U.S. Bank, PNC, and all but the biggest U.S. megabanks are set to win regulatory relief, as the Federal Reserve moved Wednesday to ease post-crisis rules and regulations.

Though Wednesday’s action was in response to a new law passed by Congress, the Fed used its discretionary authority to propose further changes for several major regional banks.

Most of the Fed’s leadership, including Fed Chairman Jerome Powell and Fed Vice-Chair for Supervision Randal Quarles, who also led writing of the new rules, approved of the planned changes in a vote by the central bank's Board of Governors.

"With these proposals, banking organizations will see reduced regulatory complexity and easier compliance with no material decline in the strength of the U.S. banking system," Quarles said in prepared remarks.

Fed Governor Lael Brainard, an Obama appointee, was the lone voice of dissent. She argued that the rule changes would unnecessarily exceed the parameters set by Congress earlier this year, and could increase risks of another financial crisis and bank bailout.

"This raises the risk that taxpayers will again be on the hook,” she said.

The new regulatory law that the Fed is working to implement is the largest rewrite of financial regulations since the 2010 Dodd-Frank law passed as a reaction to the 2008 financial crisis.

The regulatory relief law, primarily written by Senate Banking Committee Chairman Mike Crapo R-Id., and signed by President Trump in May, mandated changes to rules for banks considered regional, of up to $250 billion in total assets, but not banks whose potential failure could throw the global financial system into another crisis.

The Fed’s move, if it goes through as planned, would provide lighter regulations for major banks like Capital One and U.S. Bank that are among the top 10 largest banks in the country, but don’t have the international reach nor same level of operational complexity as the top six largest banks in the U.S.

The changes represent an effort by Trump-appointed financial regulators to aim regulations more at the activities banks and other large financial institutions engage in, rather than at the business entities themselves. Most Democrats, as well as proponents of stricter financial regulations, remain skeptical of that effort. Much of the disagreement boils down to a difference of opinion over how much cash and other assets that can be easily liquidated banks should be required to hold in order to weather a crisis.

Better Markets, a nonprofit aimed at stronger financial rules, blasted the changes.

"Today’s actions by the Fed are as unjustified as they are unwise,” said Dennis Kelleher, president and CEO of the group, in a statement. “Deregulating some of the largest banks in the country will make the financial system less safe, less stable and less protected from another crash."

In addition to changing its own rules for banks, the Fed board voted to move ahead on joint proposals with the other federal banking regulators charged with ensuring the safety and soundness of the financial system.

The new rules create four new tiers of regulation for major financial firms.

The first tier is banks with more $250 billion in assets, or those of $100 billion that have more complicated, potentially riskier business models than their peers.

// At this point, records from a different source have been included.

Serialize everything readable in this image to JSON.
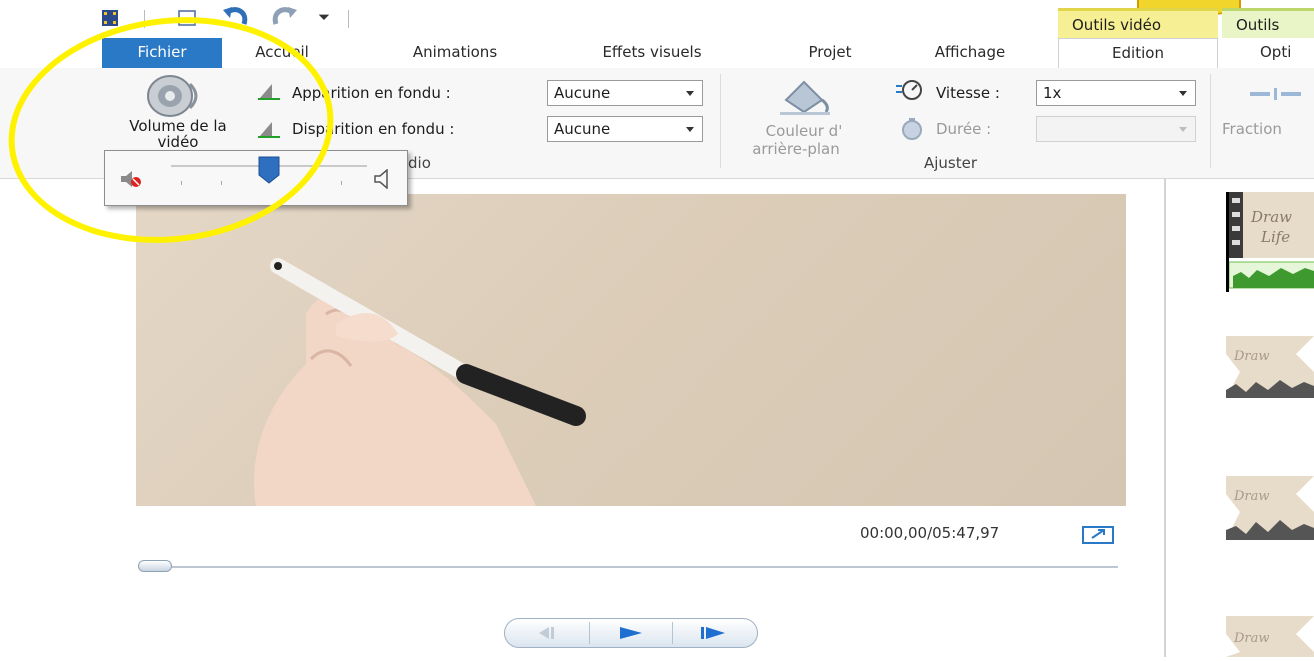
{
  "context_tabs": {
    "video_tools": "Outils vidéo",
    "other_tools": "Outils"
  },
  "tabs": [
    {
      "label": "Fichier"
    },
    {
      "label": "Accueil"
    },
    {
      "label": "Animations"
    },
    {
      "label": "Effets visuels"
    },
    {
      "label": "Projet"
    },
    {
      "label": "Affichage"
    },
    {
      "label": "Edition"
    },
    {
      "label": "Opti"
    }
  ],
  "ribbon": {
    "volume_button_label": "Volume de la vidéo",
    "fade_in_label": "Apparition en fondu :",
    "fade_in_value": "Aucune",
    "fade_out_label": "Disparition en fondu :",
    "fade_out_value": "Aucune",
    "audio_group_label": "dio",
    "bg_color_label": "Couleur d'",
    "bg_color_label_2": "arrière-plan",
    "speed_label": "Vitesse :",
    "speed_value": "1x",
    "duration_label": "Durée :",
    "duration_value": "",
    "adjust_group_label": "Ajuster",
    "fraction_label": "Fraction"
  },
  "volume_popup": {
    "level": 0.5
  },
  "player": {
    "timecode": "00:00,00/05:47,97",
    "position": 0.0
  },
  "storyboard": {
    "thumb_text_1": "Draw",
    "thumb_text_2": "Life"
  },
  "colors": {
    "file_tab": "#2a79c6",
    "context_header": "#f6ef93",
    "annotation": "#fff200"
  }
}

Those banks get more tailored, lighter regulations.

Wednesday’s proposal also includes changes meant to make business easier for most banks under $250 billion. Those companies will no longer have to meet certain requirements for liquidity and mandated financial ‘stress tests,’ which gauge how they would perform in a crisis. Companies can continue stress-testing themselves, but don’t have to publicly disclose the results.

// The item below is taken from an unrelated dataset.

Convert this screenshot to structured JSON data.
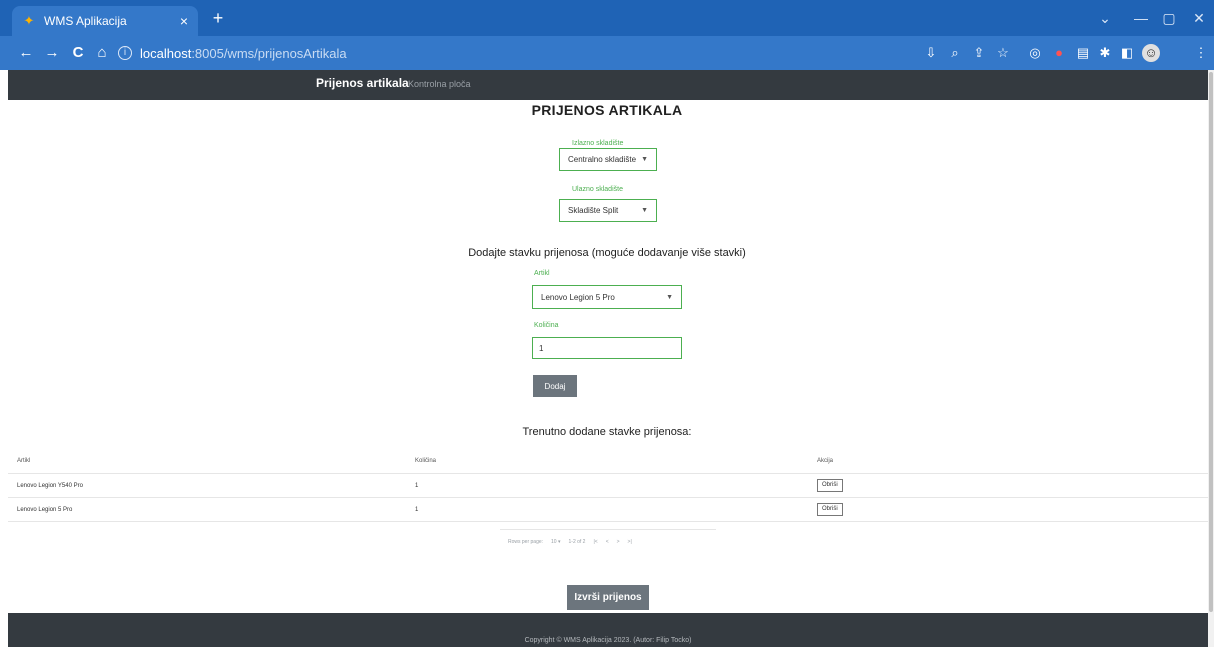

The Fed said that regulations for banks with substantial international operations or economic impact of the size that their failure could threaten the global financial system will remain largely unchanged, but set a new asset threshold of $700 billion and above for its third most-stringent tier of regulations. That allows significant room to grow for banks above $250 billion in total assets, the largest of which is U.S. Bank, at $464 billion in total assets.

Foreign banks operating in the U.S. will not see any changes from Wednesday’s proposal, but the Fed promised a rulemaking aimed at them in the near future.

The Fed’s new draft rules are available for public comment; the Fed and other bank regulators will likely finalize them early next year, though it may make some changes based on feedback.